The open office concept has been around for awhile, but lately has come under fire. Apparently the setup—no walls, no doors, shared workspaces—undermines what the concept was designed to achieve: communication and flow of ideas among employees. According to some research, the open concept decreases employees’ job satisfaction and decreases privacy, which also affects productivity.

But despite what some of the organizational psychologists and other productivity experts say, I’m convinced the open concept can make a team more cohesive, especially if it’s adopted by the senior staff and CEO. It can also give company leaders a better view of what’s going on. Those are just two reasons I’m leaving my company’s mostly open concept setup as it is (we have a few employees who are more productive when they work in their own offices). And it’s also the reason that I, the CEO, sit at the desk that’s usually reserved for the receptionist, right next to the front door. Yep, just like Pam, from The Office.

Here are four reasons leaders should consider sitting in the middle of the action—instead of tucked away in a private corner office.

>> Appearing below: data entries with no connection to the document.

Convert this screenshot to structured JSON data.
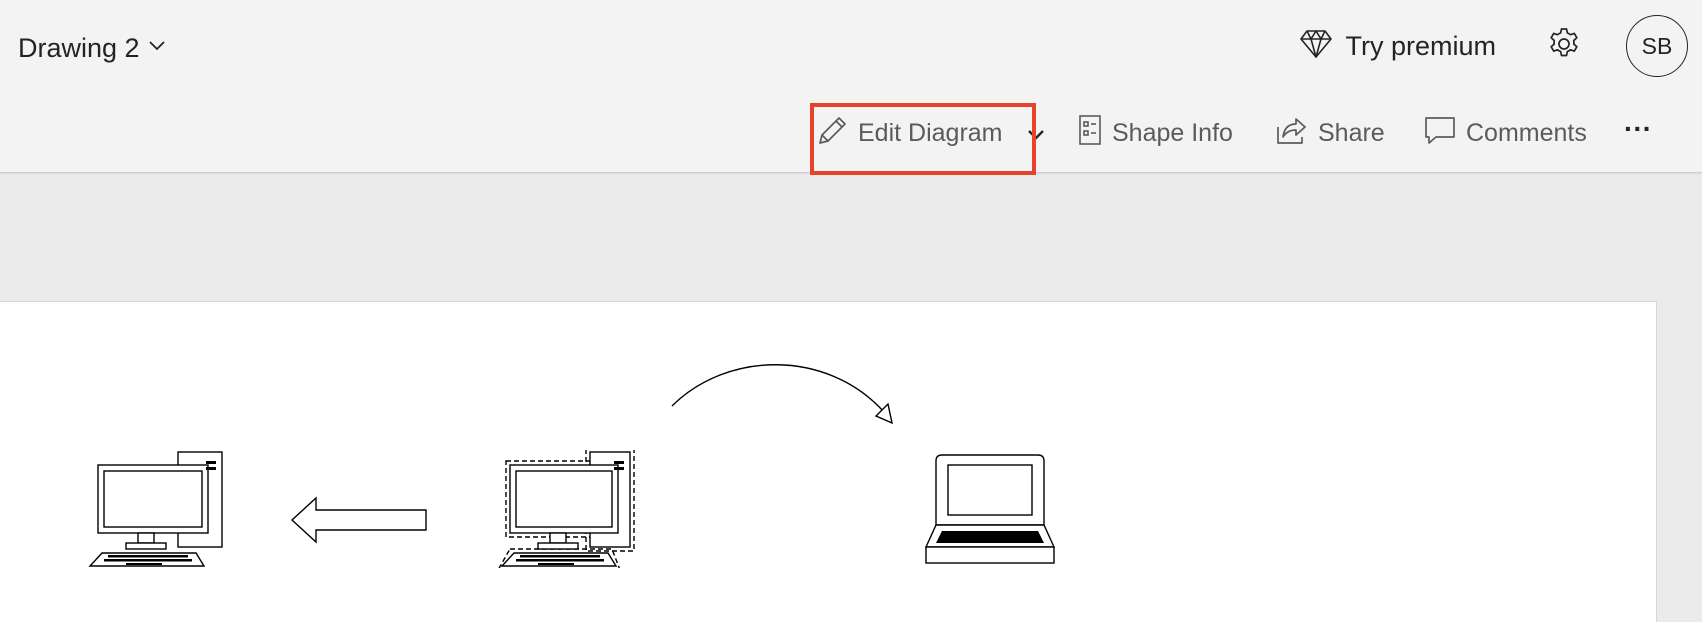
{
  "header": {
    "doc_title": "Drawing 2",
    "try_premium_label": "Try premium",
    "avatar_initials": "SB"
  },
  "toolbar": {
    "edit_diagram_label": "Edit Diagram",
    "shape_info_label": "Shape Info",
    "share_label": "Share",
    "comments_label": "Comments",
    "more_label": "···"
  },
  "colors": {
    "highlight": "#e8412c",
    "header_bg": "#f3f3f3",
    "canvas_bg": "#ffffff",
    "workspace_bg": "#ebebeb"
  },
  "icons": {
    "title_dropdown": "chevron-down-icon",
    "premium": "diamond-icon",
    "settings": "gear-icon",
    "edit": "pencil-icon",
    "edit_dropdown": "chevron-down-icon",
    "shape_info": "document-list-icon",
    "share": "share-arrow-icon",
    "comments": "speech-bubble-icon",
    "more": "ellipsis-icon"
  },
  "diagram": {
    "shapes": [
      "desktop-computer",
      "left-arrow",
      "desktop-computer-selected",
      "curved-connector",
      "laptop"
    ]
  }
}
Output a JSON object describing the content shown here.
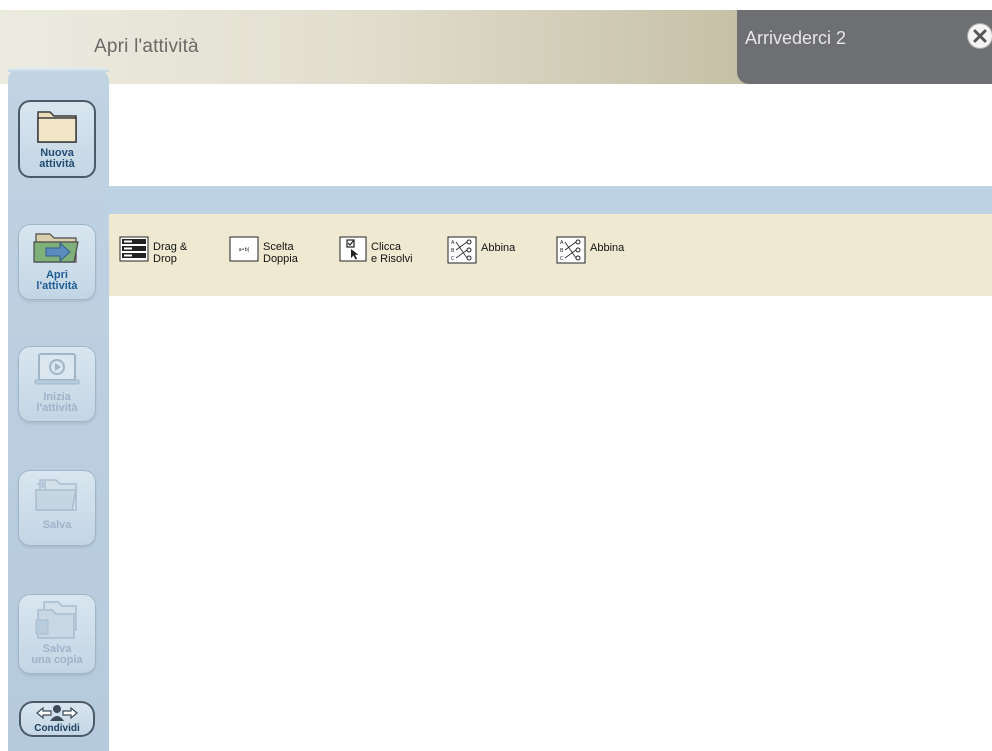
{
  "header": {
    "title": "Apri l'attività",
    "right_title": "Arrivederci 2"
  },
  "sidebar": {
    "items": [
      {
        "label": "Nuova\nattività",
        "icon": "folder-icon",
        "state": "normal"
      },
      {
        "label": "Apri\nl'attività",
        "icon": "open-folder-icon",
        "state": "active"
      },
      {
        "label": "Inizia\nl'attività",
        "icon": "play-screen-icon",
        "state": "disabled"
      },
      {
        "label": "Salva",
        "icon": "save-icon",
        "state": "disabled"
      },
      {
        "label": "Salva\nuna copia",
        "icon": "save-copy-icon",
        "state": "disabled"
      },
      {
        "label": "Condividi",
        "icon": "share-icon",
        "state": "normal"
      }
    ]
  },
  "tools": [
    {
      "label": "Drag &\nDrop",
      "icon": "drag-drop-icon"
    },
    {
      "label": "Scelta\nDoppia",
      "icon": "double-choice-icon"
    },
    {
      "label": "Clicca\ne Risolvi",
      "icon": "click-solve-icon"
    },
    {
      "label": "Abbina",
      "icon": "match-icon"
    },
    {
      "label": "Abbina",
      "icon": "match-icon"
    }
  ],
  "colors": {
    "header_dark": "#6e6f73",
    "sidebar": "#c0d3e3",
    "band": "#bdd2e2",
    "strip": "#efe9d2",
    "label_active": "#1f5d94"
  }
}
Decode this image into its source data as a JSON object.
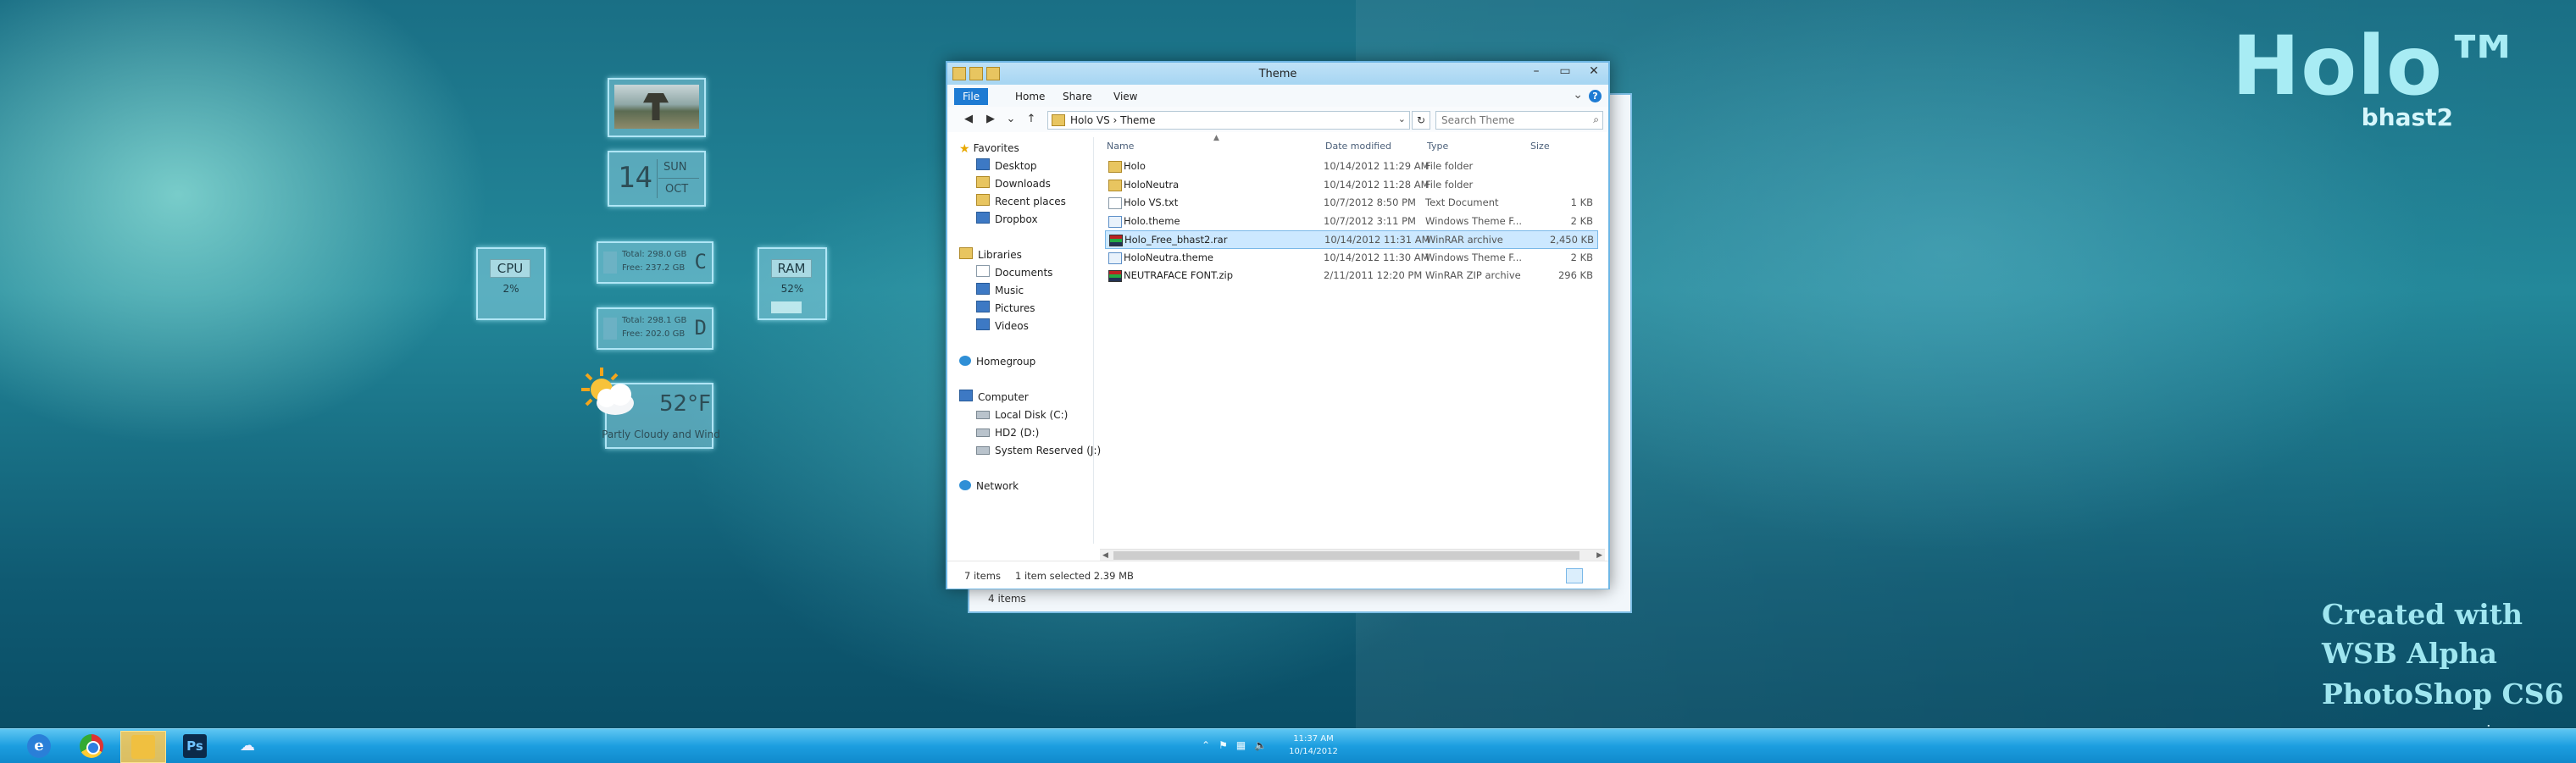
{
  "desktop": {
    "brand_title": "Holo™",
    "brand_subtitle": "bhast2",
    "credits": [
      "Created with",
      "WSB Alpha",
      "PhotoShop CS6"
    ],
    "watermark": "www.wincore.ru"
  },
  "gadgets": {
    "calendar": {
      "day": "14",
      "weekday": "SUN",
      "month": "OCT"
    },
    "cpu": {
      "label": "CPU",
      "value": "2%",
      "fraction": 0.02
    },
    "ram": {
      "label": "RAM",
      "value": "52%",
      "fraction": 0.52
    },
    "drives": [
      {
        "letter": "C",
        "total": "Total: 298.0 GB",
        "free": "Free: 237.2 GB"
      },
      {
        "letter": "D",
        "total": "Total: 298.1 GB",
        "free": "Free: 202.0 GB"
      }
    ],
    "weather": {
      "temp": "52°F",
      "desc": "Partly Cloudy and Wind"
    }
  },
  "back_window": {
    "status": "4 items"
  },
  "explorer": {
    "title": "Theme",
    "ribbon_tabs": [
      "File",
      "Home",
      "Share",
      "View"
    ],
    "address": {
      "path": "Holo VS  ›  Theme",
      "root_chevron": "›"
    },
    "search_placeholder": "Search Theme",
    "nav": {
      "favorites": "Favorites",
      "favorites_items": [
        "Desktop",
        "Downloads",
        "Recent places",
        "Dropbox"
      ],
      "libraries": "Libraries",
      "libraries_items": [
        "Documents",
        "Music",
        "Pictures",
        "Videos"
      ],
      "homegroup": "Homegroup",
      "computer": "Computer",
      "computer_items": [
        "Local Disk (C:)",
        "HD2 (D:)",
        "System Reserved (J:)"
      ],
      "network": "Network"
    },
    "columns": {
      "name": "Name",
      "date": "Date modified",
      "type": "Type",
      "size": "Size"
    },
    "files": [
      {
        "name": "Holo",
        "date": "10/14/2012 11:29 AM",
        "type": "File folder",
        "size": "",
        "icon": "folder-icon"
      },
      {
        "name": "HoloNeutra",
        "date": "10/14/2012 11:28 AM",
        "type": "File folder",
        "size": "",
        "icon": "folder-icon"
      },
      {
        "name": "Holo VS.txt",
        "date": "10/7/2012 8:50 PM",
        "type": "Text Document",
        "size": "1 KB",
        "icon": "text-file-icon"
      },
      {
        "name": "Holo.theme",
        "date": "10/7/2012 3:11 PM",
        "type": "Windows Theme F...",
        "size": "2 KB",
        "icon": "theme-file-icon"
      },
      {
        "name": "Holo_Free_bhast2.rar",
        "date": "10/14/2012 11:31 AM",
        "type": "WinRAR archive",
        "size": "2,450 KB",
        "icon": "rar-archive-icon"
      },
      {
        "name": "HoloNeutra.theme",
        "date": "10/14/2012 11:30 AM",
        "type": "Windows Theme F...",
        "size": "2 KB",
        "icon": "theme-file-icon"
      },
      {
        "name": "NEUTRAFACE FONT.zip",
        "date": "2/11/2011 12:20 PM",
        "type": "WinRAR ZIP archive",
        "size": "296 KB",
        "icon": "rar-archive-icon"
      }
    ],
    "selected_file": 4,
    "status": {
      "items": "7 items",
      "selected": "1 item selected  2.39 MB"
    }
  },
  "taskbar": {
    "apps": [
      "internet-explorer",
      "chrome",
      "file-explorer",
      "photoshop",
      "other"
    ],
    "ps_label": "Ps",
    "ie_label": "e",
    "clock_time": "11:37 AM",
    "clock_date": "10/14/2012"
  },
  "colors": {
    "window_border": "#6fb7e5",
    "accent": "#1e7bd3",
    "taskbar": "#1c9ee0",
    "brand_text": "#a8ecf4"
  }
}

1. You Can Easily Take the Pulse of the Office

I’m within earshot of pretty much every conversation that goes on. It’s not like I relish being some sort of NSA operative, but since I can hear most of what my team is discussing, I have an opportunity to weigh in and offer guidance when it’s needed.

For example, ShortStack prides itself on providing exceptional customer service, yet there are inevitably customers who are unhappy. When I overhear our customer service agents chatting about a disgruntled user and how to best handle his or her issues, I can jump in and take over the support ticket or recommend the agents offer a refund or some other account adjustment. I’ve learned that our agents appreciate knowing I’m tuned in, and we also get plenty of feedback from our customers letting us know they appreciate how responsive we are. If the agents had to schedule time to talk with me to resolve users’ issues, I suspect we’d have less complimentary feedback.


2. You’re More Approachable

I’ve never had the pleasure of working in an office full of cubicles or separate offices. That said, I envision a corporate setup as being very compartmentalized and the kind of place where the “staff” don’t feel comfortable talking to the “executives.” Where the junior employees are stuck in the middle and the senior level people are tucked away behind closed doors, kind of like Mad Men.

Setting up my desk near the front door and, coincidentally, next to the kitchen, means people are walking by all the time; anyone can ask me anything at pretty much any time. Messages don’t get filtered through some crazy telephone game. I can wave my hand and get done what needs to get done. Sitting in the open also means I’m part of the daily chatter that goes on. This gives me a glimpse of what’s going on in employees’ lives, which has made me a more empathetic leader. I suspect the fact that I’m so approachable contributes to ShortStack’s unusually friendly atmosphere.


3. It Keeps the Meetings to a Minimum

Working in an open environment also means we don’t have to waste lots of time in staff meetings because we all pretty much know what’s going on. We meet as a team every other week, and those meetings last for 30 minutes, max. When I have an announcement I need everyone to hear, I stand up and say, “Listen up.” I suspect if we were all closed off we’d meet more often and for much longer. Since meetings are wasted time (in my opinion, of course) I’m happy with our current setup.

And while I love tools like HipChat and Slack, it’s also nice to hear people actually talking to one another.


4. You Find a “Better” Role for Yourself

When ShortStack first opened its doors in 2010, we were a “staff” of three, and I did a little bit of everything. Now that we’ve grown a bit—there are 17 of us—I’ve been able to delegate some of the things that aren’t necessarily my strengths. Like social media. And accounting. And IT. And, well, you get the idea.

Sitting in the midst of my team allows me to gauge their strengths and weaknesses and pass work along that they’re better suited for. That way I can do more of what I’m better at: analyzing data, architecting new features, and writing code.



In truth, my own productivity is not always great at the office, at least when it comes to doing work that demands total focus, including analyzing data and writing guest posts. When I have deadlines to meet or work that needs my absolute attention, I work at home—something my staff is welcome to do as well. You could also try one of Scott Dockweiler’s tips for staying focused in an open office.

But most of the time, working in the middle of it all seriously benefits my company. I’m able to really understand what’s going on, I’m able to keep transparency, and I’m able to get to know my staff and be part of the team, rather than somebody who’s leading from above.


Photo of courtesy of Jim Belosic.